STOCKHOLM (Reuters) - Sweden’s Volvo Car Group expects stronger earnings and sales this year after the Chinese-owned automaker reached new records on both counts in 2017 thanks to strong demand for a string of new models, particularly in China.
Volvo Cars, bought by Zhejiang Geely Holding Group in 2010, reported on Thursday its fourth straight year of record sales as a revamped, pricier model line-up helped it take on larger rivals such as Daimler’s (DAIGn.DE) Mercedes-Benz.
The Gothenburg-based company, one of Sweden’s biggest by sales, said operating earnings rose to 14.1 billion Swedish crowns ($1.76 billion) in 2017 from 11.0 billion a year earlier, as revenues climbed 17 percent to 210.9 billion crowns.
After the launch of new SUV models, the mainstay of Volvo’s business, and with its first U.S. plant set to begin production later this year, Chief Executive Hakan Samuelsson said the automaker was poised for further growth in 2018.

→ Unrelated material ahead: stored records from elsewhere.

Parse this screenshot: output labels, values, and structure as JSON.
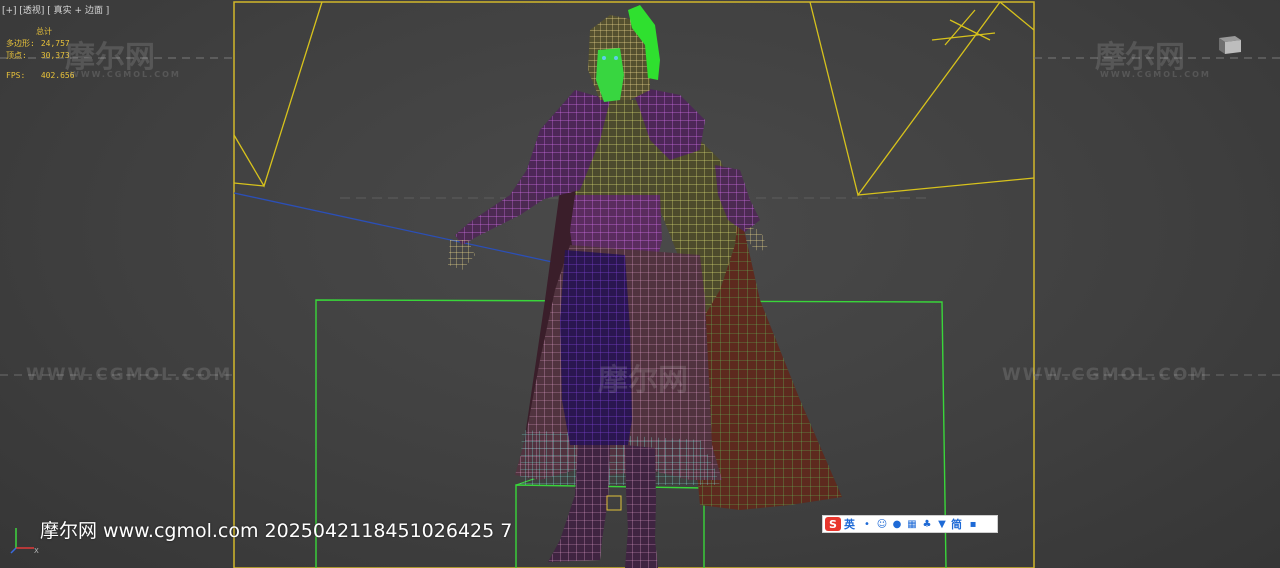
{
  "viewport": {
    "label": "[+] [透视] [ 真实 + 边面 ]"
  },
  "stats": {
    "total_label": "总计",
    "polys_label": "多边形:",
    "polys_value": "24,757",
    "verts_label": "顶点:",
    "verts_value": "30,373",
    "fps_label": "FPS:",
    "fps_value": "402.656"
  },
  "watermarks": {
    "logo": "摩尔网",
    "domain": "WWW.CGMOL.COM",
    "url": "WWW.CGMOL.COM"
  },
  "stamp": {
    "text": "摩尔网 www.cgmol.com 2025042118451026425 7"
  },
  "ime_bar": {
    "logo": "S",
    "lang": "英",
    "mode": "简"
  },
  "colors": {
    "viewport_border": "#d2b72a",
    "gate_lines": "#d7c21c",
    "ground_box": "#39d63a",
    "wire_purple": "#c25ae0",
    "wire_yellow": "#d7d86a",
    "wire_green": "#2fe02f",
    "cape": "#5d2a1e"
  }
}
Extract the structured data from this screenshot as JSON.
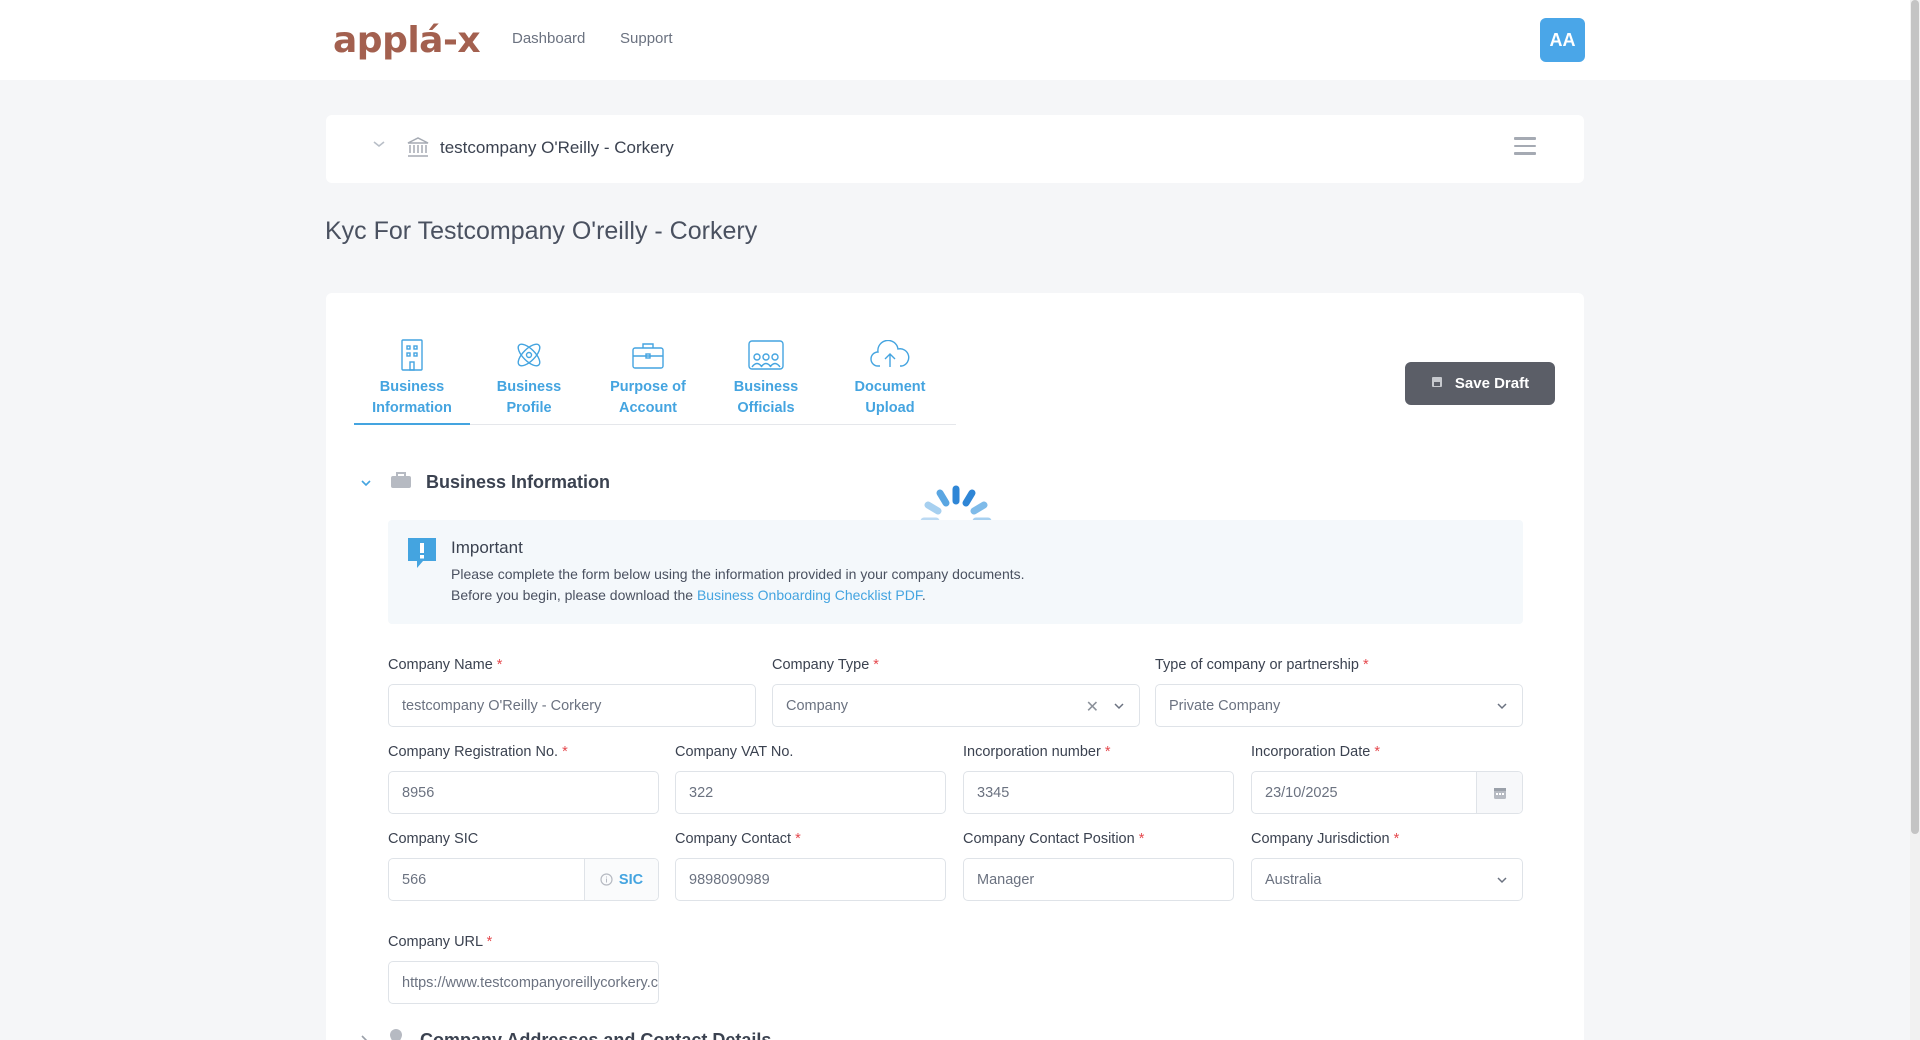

“We believe we will see another strong year of growth with higher profitability,” he told Reuters. “We now have all we need to keep growing and improve our profitability in order to reach the level where we want to be.”
“Now, it is all about execution.”
After languishing for years under the Ford Motor Co (F.N) umbrella, Volvo Cars has found a new lease of life under Geely’s ownership, investing in a broad overhaul of its models and making rapid inroads the world’s biggest auto market, China.
In recent months, Geely has been spreading its net wider, striking a deal to buy an 8 percent stake in truck maker AB Volvo (VOLVb.ST), once the owner of Volvo Cars.
It has also bought shares in Daimler in the hopes of forging an alliance over electric cars technology, sources have told Reuters.
The implications for Volvo Cars are unclear, but the automaker has taken steps towards an eventual listing, raising 5 billion crowns from Swedish institutional investors through the sale of newly issued preference shares just over a year ago.
Samuelsson declined to comment on Geely’s reported purchase of Daimler shares, but said opportunities for further co-operation with Gothenburg neighbor AB Volvo might be evaluated by the two firms, while an IPO for Volvo Cars remained an option.
“We run the company as if it was a listed company and we believe it is good for us to have that transparency,” he said.
“As far as a possible IPO is concerned, I know that is an option and a question for the owners Geely Holding to decide.”
Volvo Cars has set a goal of reaching sales of 800,000 cars within the next few years.
It sold 571,577 Volvos last year, up 7 percent from 2016, boosted by demand in China, its biggest market, and brisk sales of its new 90-series station wagons and sedans and XC60 SUV.
($1 = 7.9923 Swedish crowns)
Reporting by Niklas Pollard; Editing by Mark Potter